* [Work order] Set down every record below exactly as it stands, with the pictures omitted.

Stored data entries
┄┄┄┄┄┄┄┄┄┄┄┄┄┄┄┄┄┄┄┄

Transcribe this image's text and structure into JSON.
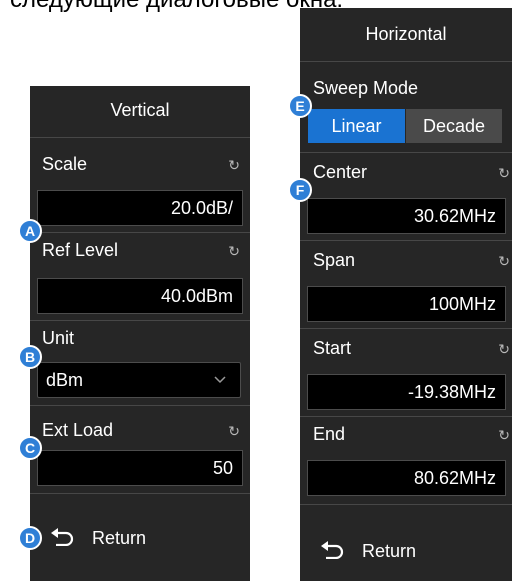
{
  "caption": "следующие диалоговые окна:",
  "vertical": {
    "title": "Vertical",
    "scale": {
      "label": "Scale",
      "value": "20.0dB/"
    },
    "ref_level": {
      "label": "Ref Level",
      "value": "40.0dBm"
    },
    "unit": {
      "label": "Unit",
      "value": "dBm"
    },
    "ext_load": {
      "label": "Ext Load",
      "value": "50"
    },
    "return_label": "Return"
  },
  "horizontal": {
    "title": "Horizontal",
    "sweep_mode": {
      "label": "Sweep Mode",
      "options": [
        "Linear",
        "Decade"
      ],
      "selected": "Linear"
    },
    "center": {
      "label": "Center",
      "value": "30.62MHz"
    },
    "span": {
      "label": "Span",
      "value": "100MHz"
    },
    "start": {
      "label": "Start",
      "value": "-19.38MHz"
    },
    "end": {
      "label": "End",
      "value": "80.62MHz"
    },
    "return_label": "Return"
  },
  "markers": [
    "A",
    "B",
    "C",
    "D",
    "E",
    "F"
  ],
  "icons": {
    "knob": "knob-refresh-icon",
    "return": "return-arrow-icon",
    "dropdown": "chevron-down-icon"
  },
  "colors": {
    "panel_bg": "#262626",
    "accent": "#1a73d2",
    "marker": "#2f7fd6"
  }
}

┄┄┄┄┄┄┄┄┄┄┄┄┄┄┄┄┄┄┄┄

* [Exercise response]
Transcribe this image's text and structure into JSON.
{
  "caption": "следующие диалоговые окна:",
  "vertical": {
    "title": "Vertical",
    "scale": {
      "label": "Scale",
      "value": "20.0dB/"
    },
    "ref_level": {
      "label": "Ref Level",
      "value": "40.0dBm"
    },
    "unit": {
      "label": "Unit",
      "value": "dBm"
    },
    "ext_load": {
      "label": "Ext Load",
      "value": "50"
    },
    "return_label": "Return"
  },
  "horizontal": {
    "title": "Horizontal",
    "sweep_mode": {
      "label": "Sweep Mode",
      "options": [
        "Linear",
        "Decade"
      ],
      "selected": "Linear"
    },
    "center": {
      "label": "Center",
      "value": "30.62MHz"
    },
    "span": {
      "label": "Span",
      "value": "100MHz"
    },
    "start": {
      "label": "Start",
      "value": "-19.38MHz"
    },
    "end": {
      "label": "End",
      "value": "80.62MHz"
    },
    "return_label": "Return"
  },
  "markers": [
    "A",
    "B",
    "C",
    "D",
    "E",
    "F"
  ],
  "icons": {
    "knob": "knob-refresh-icon",
    "return": "return-arrow-icon",
    "dropdown": "chevron-down-icon"
  },
  "colors": {
    "panel_bg": "#262626",
    "accent": "#1a73d2",
    "marker": "#2f7fd6"
  }
}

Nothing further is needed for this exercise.